> **Dataset**:
-----
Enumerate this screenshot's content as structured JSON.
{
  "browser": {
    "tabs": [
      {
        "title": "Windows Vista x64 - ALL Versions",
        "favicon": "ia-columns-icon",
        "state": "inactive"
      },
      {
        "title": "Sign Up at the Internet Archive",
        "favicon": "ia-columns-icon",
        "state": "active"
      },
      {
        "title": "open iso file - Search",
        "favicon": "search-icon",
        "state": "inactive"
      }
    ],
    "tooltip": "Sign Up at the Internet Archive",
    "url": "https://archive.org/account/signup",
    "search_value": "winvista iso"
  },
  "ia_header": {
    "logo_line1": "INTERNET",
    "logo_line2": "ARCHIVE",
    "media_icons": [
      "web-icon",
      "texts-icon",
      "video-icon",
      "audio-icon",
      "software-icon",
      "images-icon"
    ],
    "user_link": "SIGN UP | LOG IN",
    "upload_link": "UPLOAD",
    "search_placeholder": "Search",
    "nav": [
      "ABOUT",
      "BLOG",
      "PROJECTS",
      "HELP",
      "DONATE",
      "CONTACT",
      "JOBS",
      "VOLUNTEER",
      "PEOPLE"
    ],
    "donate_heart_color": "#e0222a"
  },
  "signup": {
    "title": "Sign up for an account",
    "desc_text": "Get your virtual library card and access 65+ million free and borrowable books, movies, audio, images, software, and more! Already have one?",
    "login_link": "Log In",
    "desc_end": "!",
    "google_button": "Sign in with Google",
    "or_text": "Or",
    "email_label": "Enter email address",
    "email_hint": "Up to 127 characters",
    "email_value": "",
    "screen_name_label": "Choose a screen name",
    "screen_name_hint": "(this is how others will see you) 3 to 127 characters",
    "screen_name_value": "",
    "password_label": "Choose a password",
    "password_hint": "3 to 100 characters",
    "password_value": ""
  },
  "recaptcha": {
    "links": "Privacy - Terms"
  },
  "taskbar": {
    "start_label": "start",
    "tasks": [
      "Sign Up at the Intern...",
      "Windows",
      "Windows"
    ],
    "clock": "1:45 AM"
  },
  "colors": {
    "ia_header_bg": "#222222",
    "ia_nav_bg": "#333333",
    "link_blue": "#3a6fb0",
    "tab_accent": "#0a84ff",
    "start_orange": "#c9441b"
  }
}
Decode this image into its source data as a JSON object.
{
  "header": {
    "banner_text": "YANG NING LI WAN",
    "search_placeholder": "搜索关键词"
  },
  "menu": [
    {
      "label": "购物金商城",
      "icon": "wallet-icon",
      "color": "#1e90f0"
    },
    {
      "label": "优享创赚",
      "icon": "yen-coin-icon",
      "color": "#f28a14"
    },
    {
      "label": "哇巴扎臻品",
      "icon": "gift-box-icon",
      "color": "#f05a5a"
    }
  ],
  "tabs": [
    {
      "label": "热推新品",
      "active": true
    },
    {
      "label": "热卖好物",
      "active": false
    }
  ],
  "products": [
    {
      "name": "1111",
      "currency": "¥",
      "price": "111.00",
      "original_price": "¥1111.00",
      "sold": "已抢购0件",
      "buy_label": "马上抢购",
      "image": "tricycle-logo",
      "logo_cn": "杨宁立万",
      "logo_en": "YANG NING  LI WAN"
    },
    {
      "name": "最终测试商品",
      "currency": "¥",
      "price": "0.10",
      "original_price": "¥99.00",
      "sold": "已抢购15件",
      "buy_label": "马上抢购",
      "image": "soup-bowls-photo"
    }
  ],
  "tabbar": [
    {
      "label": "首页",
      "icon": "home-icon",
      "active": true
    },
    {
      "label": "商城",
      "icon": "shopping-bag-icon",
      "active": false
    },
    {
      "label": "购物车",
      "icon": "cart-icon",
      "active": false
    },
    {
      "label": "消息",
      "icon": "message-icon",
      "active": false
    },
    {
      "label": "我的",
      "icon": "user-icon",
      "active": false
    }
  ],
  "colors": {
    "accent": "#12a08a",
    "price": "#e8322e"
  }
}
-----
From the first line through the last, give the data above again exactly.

Enumerate this screenshot's content as structured JSON.
{
  "browser": {
    "tabs": [
      {
        "title": "Windows Vista x64 - ALL Versions",
        "favicon": "ia-columns-icon",
        "state": "inactive"
      },
      {
        "title": "Sign Up at the Internet Archive",
        "favicon": "ia-columns-icon",
        "state": "active"
      },
      {
        "title": "open iso file - Search",
        "favicon": "search-icon",
        "state": "inactive"
      }
    ],
    "tooltip": "Sign Up at the Internet Archive",
    "url": "https://archive.org/account/signup",
    "search_value": "winvista iso"
  },
  "ia_header": {
    "logo_line1": "INTERNET",
    "logo_line2": "ARCHIVE",
    "media_icons": [
      "web-icon",
      "texts-icon",
      "video-icon",
      "audio-icon",
      "software-icon",
      "images-icon"
    ],
    "user_link": "SIGN UP | LOG IN",
    "upload_link": "UPLOAD",
    "search_placeholder": "Search",
    "nav": [
      "ABOUT",
      "BLOG",
      "PROJECTS",
      "HELP",
      "DONATE",
      "CONTACT",
      "JOBS",
      "VOLUNTEER",
      "PEOPLE"
    ],
    "donate_heart_color": "#e0222a"
  },
  "signup": {
    "title": "Sign up for an account",
    "desc_text": "Get your virtual library card and access 65+ million free and borrowable books, movies, audio, images, software, and more! Already have one?",
    "login_link": "Log In",
    "desc_end": "!",
    "google_button": "Sign in with Google",
    "or_text": "Or",
    "email_label": "Enter email address",
    "email_hint": "Up to 127 characters",
    "email_value": "",
    "screen_name_label": "Choose a screen name",
    "screen_name_hint": "(this is how others will see you) 3 to 127 characters",
    "screen_name_value": "",
    "password_label": "Choose a password",
    "password_hint": "3 to 100 characters",
    "password_value": ""
  },
  "recaptcha": {
    "links": "Privacy - Terms"
  },
  "taskbar": {
    "start_label": "start",
    "tasks": [
      "Sign Up at the Intern...",
      "Windows",
      "Windows"
    ],
    "clock": "1:45 AM"
  },
  "colors": {
    "ia_header_bg": "#222222",
    "ia_nav_bg": "#333333",
    "link_blue": "#3a6fb0",
    "tab_accent": "#0a84ff",
    "start_orange": "#c9441b"
  }
}
Decode this image into its source data as a JSON object.
{
  "header": {
    "banner_text": "YANG NING LI WAN",
    "search_placeholder": "搜索关键词"
  },
  "menu": [
    {
      "label": "购物金商城",
      "icon": "wallet-icon",
      "color": "#1e90f0"
    },
    {
      "label": "优享创赚",
      "icon": "yen-coin-icon",
      "color": "#f28a14"
    },
    {
      "label": "哇巴扎臻品",
      "icon": "gift-box-icon",
      "color": "#f05a5a"
    }
  ],
  "tabs": [
    {
      "label": "热推新品",
      "active": true
    },
    {
      "label": "热卖好物",
      "active": false
    }
  ],
  "products": [
    {
      "name": "1111",
      "currency": "¥",
      "price": "111.00",
      "original_price": "¥1111.00",
      "sold": "已抢购0件",
      "buy_label": "马上抢购",
      "image": "tricycle-logo",
      "logo_cn": "杨宁立万",
      "logo_en": "YANG NING  LI WAN"
    },
    {
      "name": "最终测试商品",
      "currency": "¥",
      "price": "0.10",
      "original_price": "¥99.00",
      "sold": "已抢购15件",
      "buy_label": "马上抢购",
      "image": "soup-bowls-photo"
    }
  ],
  "tabbar": [
    {
      "label": "首页",
      "icon": "home-icon",
      "active": true
    },
    {
      "label": "商城",
      "icon": "shopping-bag-icon",
      "active": false
    },
    {
      "label": "购物车",
      "icon": "cart-icon",
      "active": false
    },
    {
      "label": "消息",
      "icon": "message-icon",
      "active": false
    },
    {
      "label": "我的",
      "icon": "user-icon",
      "active": false
    }
  ],
  "colors": {
    "accent": "#12a08a",
    "price": "#e8322e"
  }
}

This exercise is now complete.